Telling the stories of the migrants who came from all over the world to make South Australia their home, the Migration Museum provides fascinating insight into Adelaide’s rich history and cultural heritage. With respect for the indigenous people of this region, the museum also illustrates the impact of immigration on native Australians.
Explore the Migration Museum on a self-guided tour, or join one of the guided tours or city walking tours that visit the museum. Highlights include exhibitions on “Leaving Britain and Establishing South Australia,” “Immigration in the 20th century,” and “21st Century Migration,” as well as a display devoted to “Pre-European Australia” and the effects that immigration has had on indigenous people.
Things to Know Before You Go
- Entrance to the museum is free, but there is sometimes a charge for special events and temporary exhibitions.
- The museum is suitable for all ages, and children will enjoy the “Discovery Drawers” found throughout the exhibits.
- The museum is fully accessible to wheelchair users, and wheelchairs are available to rent.
How to Get There
The Migration Museum is located on Kintore Avenue in downtown Adelaide, just behind the State Library. It’s a short walk to the museum from the main shopping boulevard of Rundle Mall, and buses 241, 248, and 99C stop right outside the museum.
When to Get There
The museum is open daily, year-round. The quietest time to visit is on a weekday morning. Guided museum tours are offered on weekends only.
History of the Migration Museum
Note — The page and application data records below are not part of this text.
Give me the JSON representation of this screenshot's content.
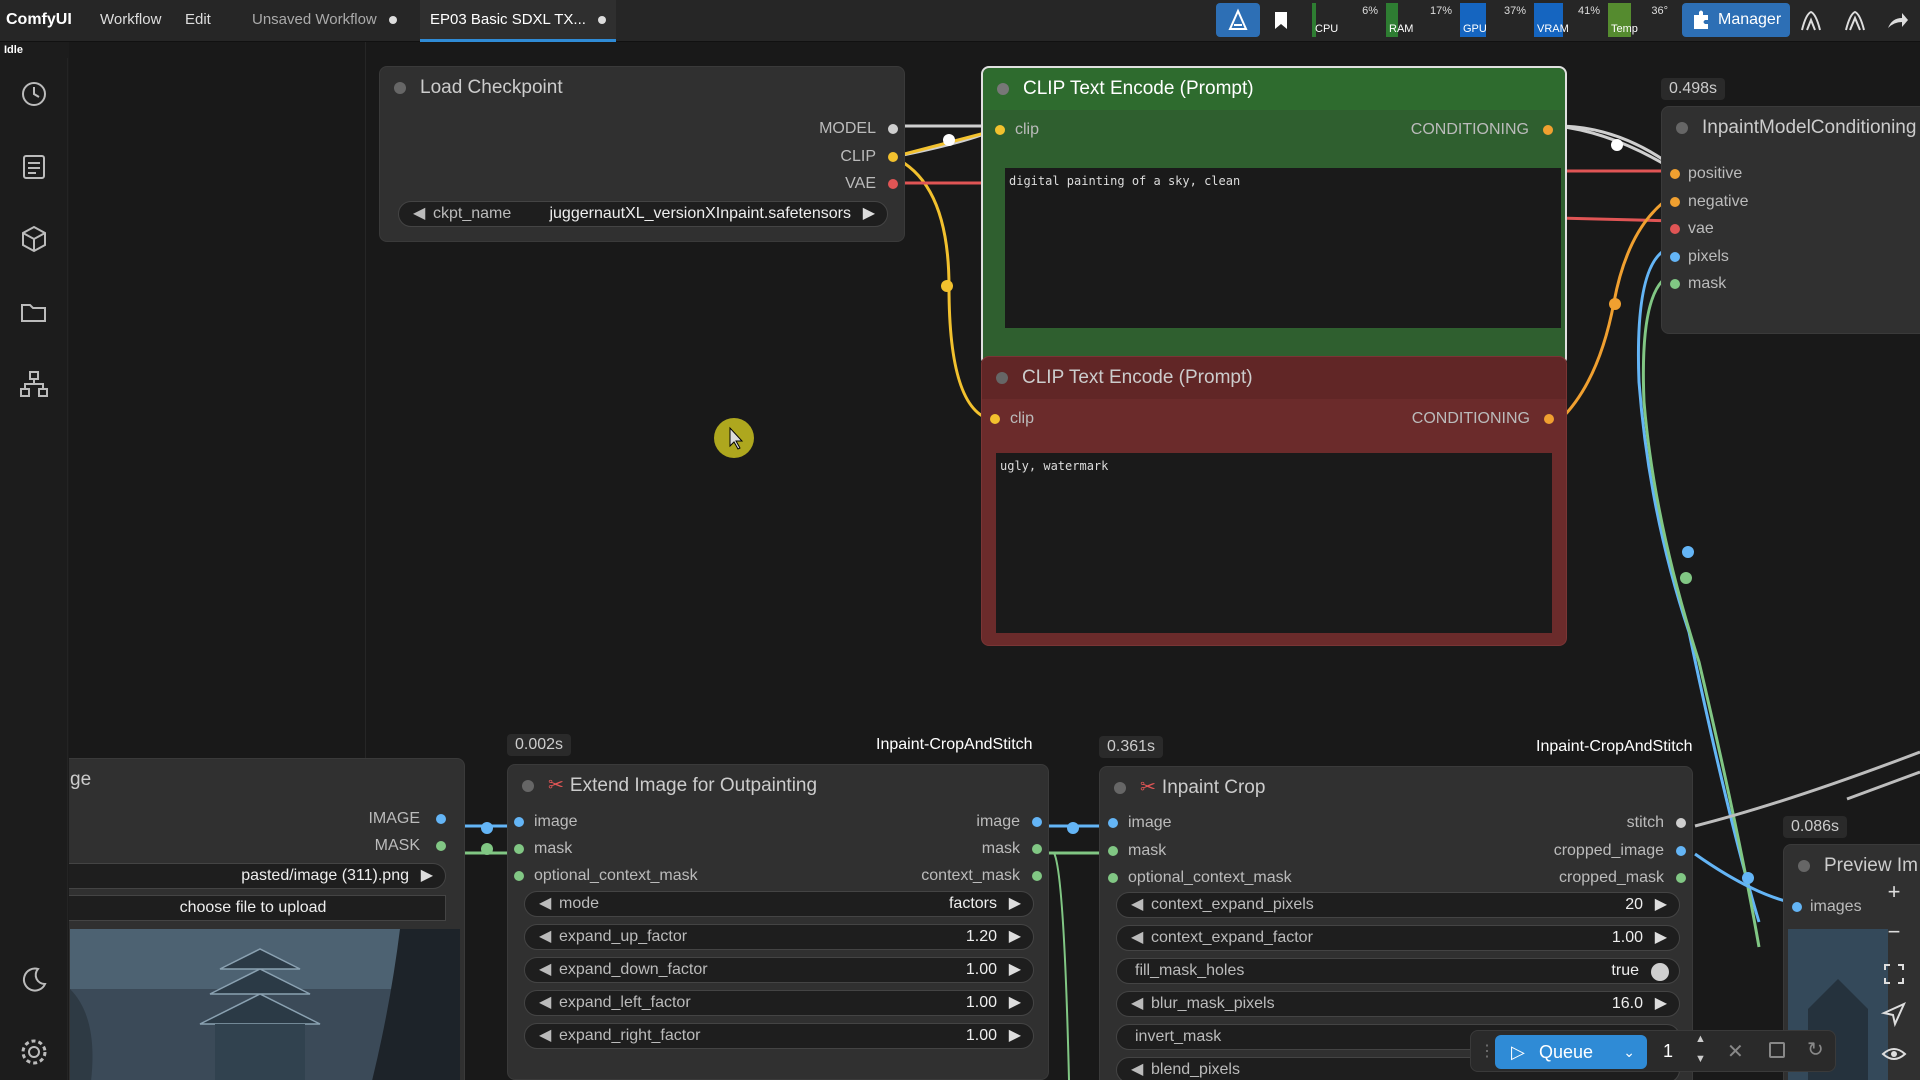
{
  "app": {
    "name": "ComfyUI",
    "menu": [
      "Workflow",
      "Edit"
    ],
    "tabs": [
      {
        "label": "Unsaved Workflow",
        "active": false
      },
      {
        "label": "EP03 Basic SDXL TX...",
        "active": true
      }
    ],
    "status": "Idle"
  },
  "resources": [
    {
      "label": "CPU",
      "value": "6%",
      "fill": 0.06,
      "color": "#2e7d32"
    },
    {
      "label": "RAM",
      "value": "17%",
      "fill": 0.17,
      "color": "#2e7d32"
    },
    {
      "label": "GPU",
      "value": "37%",
      "fill": 0.37,
      "color": "#1565c0"
    },
    {
      "label": "VRAM",
      "value": "41%",
      "fill": 0.41,
      "color": "#1565c0"
    },
    {
      "label": "Temp",
      "value": "36°",
      "fill": 0.36,
      "color": "#558b2f"
    }
  ],
  "toolbar": {
    "manager_label": "Manager"
  },
  "sidebar_icons": [
    "history-icon",
    "queue-list-icon",
    "model-library-icon",
    "workflow-folder-icon",
    "node-library-icon",
    "theme-toggle-icon",
    "settings-icon"
  ],
  "nodes": {
    "load_checkpoint": {
      "title": "Load Checkpoint",
      "outputs": [
        "MODEL",
        "CLIP",
        "VAE"
      ],
      "widget_label": "ckpt_name",
      "widget_value": "juggernautXL_versionXInpaint.safetensors"
    },
    "clip_positive": {
      "title": "CLIP Text Encode (Prompt)",
      "input": "clip",
      "output": "CONDITIONING",
      "text": "digital painting of a sky, clean"
    },
    "clip_negative": {
      "title": "CLIP Text Encode (Prompt)",
      "input": "clip",
      "output": "CONDITIONING",
      "text": "ugly, watermark"
    },
    "inpaint_model_conditioning": {
      "timing": "0.498s",
      "title": "InpaintModelConditioning",
      "inputs": [
        "positive",
        "negative",
        "vae",
        "pixels",
        "mask"
      ]
    },
    "load_image": {
      "title": "ge",
      "outputs": [
        "IMAGE",
        "MASK"
      ],
      "file": "pasted/image (311).png",
      "upload_label": "choose file to upload"
    },
    "extend_image": {
      "timing": "0.002s",
      "pack": "Inpaint-CropAndStitch",
      "title": "Extend Image for Outpainting",
      "inputs": [
        "image",
        "mask",
        "optional_context_mask"
      ],
      "outputs": [
        "image",
        "mask",
        "context_mask"
      ],
      "widgets": [
        {
          "label": "mode",
          "value": "factors"
        },
        {
          "label": "expand_up_factor",
          "value": "1.20"
        },
        {
          "label": "expand_down_factor",
          "value": "1.00"
        },
        {
          "label": "expand_left_factor",
          "value": "1.00"
        },
        {
          "label": "expand_right_factor",
          "value": "1.00"
        }
      ]
    },
    "inpaint_crop": {
      "timing": "0.361s",
      "pack": "Inpaint-CropAndStitch",
      "title": "Inpaint Crop",
      "inputs": [
        "image",
        "mask",
        "optional_context_mask"
      ],
      "outputs": [
        "stitch",
        "cropped_image",
        "cropped_mask"
      ],
      "widgets": [
        {
          "label": "context_expand_pixels",
          "value": "20"
        },
        {
          "label": "context_expand_factor",
          "value": "1.00"
        },
        {
          "label": "fill_mask_holes",
          "value": "true"
        },
        {
          "label": "blur_mask_pixels",
          "value": "16.0"
        },
        {
          "label": "invert_mask",
          "value": ""
        },
        {
          "label": "blend_pixels",
          "value": ""
        }
      ]
    },
    "preview_image": {
      "timing": "0.086s",
      "title": "Preview Im",
      "input": "images"
    }
  },
  "queue": {
    "label": "Queue",
    "count": "1"
  },
  "colors": {
    "accent": "#2f8bd6",
    "positive_node": "#2f5f2f",
    "negative_node": "#6b2b2b",
    "clip_wire": "#f2c12e",
    "vae_wire": "#e05555",
    "image_wire": "#64b5f6",
    "mask_wire": "#81c784",
    "conditioning_wire": "#f0a030"
  }
}
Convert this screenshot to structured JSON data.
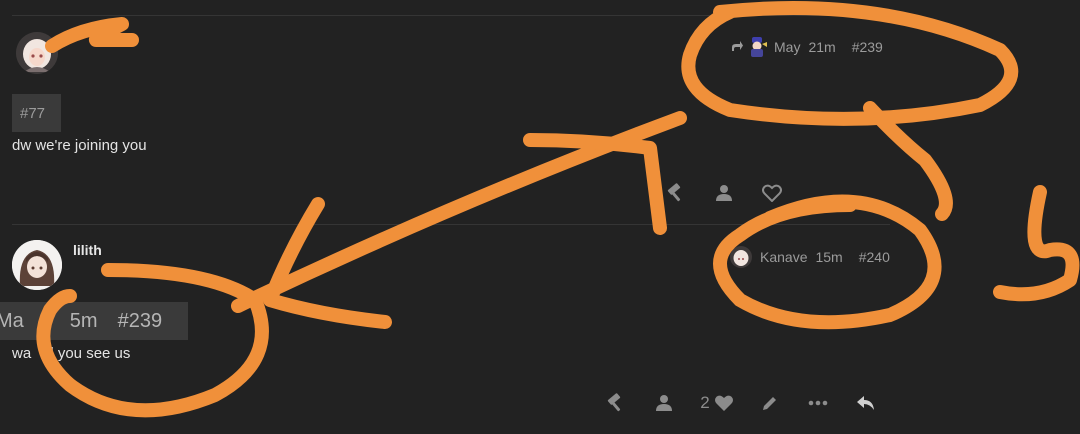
{
  "post_top": {
    "reply_to_number": "#77",
    "reply_author": "May",
    "time": "21m",
    "post_number": "#239",
    "body": "dw we're joining you"
  },
  "post_bottom": {
    "username": "lilith",
    "reply_to_author": "Kanave",
    "time": "15m",
    "post_number": "#240",
    "quote_author": "Ma",
    "quote_time": "5m",
    "quote_number": "#239",
    "body": "wa  till you see us",
    "like_count": "2"
  },
  "icons": {
    "admin": "hammer-icon",
    "user": "user-icon",
    "like": "heart-icon",
    "edit": "pencil-icon",
    "more": "ellipsis-icon",
    "reply": "reply-icon",
    "share": "share-arrow-icon"
  },
  "colors": {
    "background": "#222222",
    "annotation": "#f0903a",
    "muted_text": "#9b9b9b"
  }
}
The museum is housed in buildings that once belonged to Adelaide’s Destitute Asylum, which provided government welfare to children and expectant mothers from 1878 until the early 20th century. The exhibition “In this Place” tells the story of the former inhabitants, including 1,678 babies who were born in its rooms.